◆ **TASK OBJECTIVE**
Character for character, reproduce every entry below.

MATERIAL SHOWN: Begin

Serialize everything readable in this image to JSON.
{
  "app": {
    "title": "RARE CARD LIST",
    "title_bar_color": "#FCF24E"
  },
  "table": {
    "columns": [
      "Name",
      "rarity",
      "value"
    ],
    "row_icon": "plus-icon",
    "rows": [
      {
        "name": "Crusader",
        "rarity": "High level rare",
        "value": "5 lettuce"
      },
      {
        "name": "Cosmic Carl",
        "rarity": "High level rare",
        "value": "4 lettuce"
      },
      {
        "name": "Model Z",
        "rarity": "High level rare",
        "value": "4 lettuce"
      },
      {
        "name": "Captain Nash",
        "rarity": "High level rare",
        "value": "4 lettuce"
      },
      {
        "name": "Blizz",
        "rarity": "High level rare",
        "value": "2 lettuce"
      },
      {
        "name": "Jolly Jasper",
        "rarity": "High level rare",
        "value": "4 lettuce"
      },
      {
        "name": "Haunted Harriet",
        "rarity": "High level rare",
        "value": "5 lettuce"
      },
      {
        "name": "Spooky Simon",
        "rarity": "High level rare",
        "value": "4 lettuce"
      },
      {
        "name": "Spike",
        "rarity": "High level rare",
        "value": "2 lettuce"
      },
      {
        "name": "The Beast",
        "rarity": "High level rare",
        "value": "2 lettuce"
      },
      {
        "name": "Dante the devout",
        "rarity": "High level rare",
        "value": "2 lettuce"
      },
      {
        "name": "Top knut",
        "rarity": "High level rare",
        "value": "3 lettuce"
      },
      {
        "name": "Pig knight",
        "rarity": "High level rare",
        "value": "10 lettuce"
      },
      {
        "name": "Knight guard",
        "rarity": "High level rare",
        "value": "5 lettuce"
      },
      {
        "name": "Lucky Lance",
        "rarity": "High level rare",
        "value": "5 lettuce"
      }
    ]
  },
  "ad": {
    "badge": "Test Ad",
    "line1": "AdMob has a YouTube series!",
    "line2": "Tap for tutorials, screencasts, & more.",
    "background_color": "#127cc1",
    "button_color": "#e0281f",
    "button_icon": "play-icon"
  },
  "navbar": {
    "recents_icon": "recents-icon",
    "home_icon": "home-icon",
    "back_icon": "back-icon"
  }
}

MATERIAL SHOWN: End

◆ **TASK RESPONSE**
Serialize everything readable in this image to JSON.
{
  "app": {
    "title": "RARE CARD LIST",
    "title_bar_color": "#FCF24E"
  },
  "table": {
    "columns": [
      "Name",
      "rarity",
      "value"
    ],
    "row_icon": "plus-icon",
    "rows": [
      {
        "name": "Crusader",
        "rarity": "High level rare",
        "value": "5 lettuce"
      },
      {
        "name": "Cosmic Carl",
        "rarity": "High level rare",
        "value": "4 lettuce"
      },
      {
        "name": "Model Z",
        "rarity": "High level rare",
        "value": "4 lettuce"
      },
      {
        "name": "Captain Nash",
        "rarity": "High level rare",
        "value": "4 lettuce"
      },
      {
        "name": "Blizz",
        "rarity": "High level rare",
        "value": "2 lettuce"
      },
      {
        "name": "Jolly Jasper",
        "rarity": "High level rare",
        "value": "4 lettuce"
      },
      {
        "name": "Haunted Harriet",
        "rarity": "High level rare",
        "value": "5 lettuce"
      },
      {
        "name": "Spooky Simon",
        "rarity": "High level rare",
        "value": "4 lettuce"
      },
      {
        "name": "Spike",
        "rarity": "High level rare",
        "value": "2 lettuce"
      },
      {
        "name": "The Beast",
        "rarity": "High level rare",
        "value": "2 lettuce"
      },
      {
        "name": "Dante the devout",
        "rarity": "High level rare",
        "value": "2 lettuce"
      },
      {
        "name": "Top knut",
        "rarity": "High level rare",
        "value": "3 lettuce"
      },
      {
        "name": "Pig knight",
        "rarity": "High level rare",
        "value": "10 lettuce"
      },
      {
        "name": "Knight guard",
        "rarity": "High level rare",
        "value": "5 lettuce"
      },
      {
        "name": "Lucky Lance",
        "rarity": "High level rare",
        "value": "5 lettuce"
      }
    ]
  },
  "ad": {
    "badge": "Test Ad",
    "line1": "AdMob has a YouTube series!",
    "line2": "Tap for tutorials, screencasts, & more.",
    "background_color": "#127cc1",
    "button_color": "#e0281f",
    "button_icon": "play-icon"
  },
  "navbar": {
    "recents_icon": "recents-icon",
    "home_icon": "home-icon",
    "back_icon": "back-icon"
  }
}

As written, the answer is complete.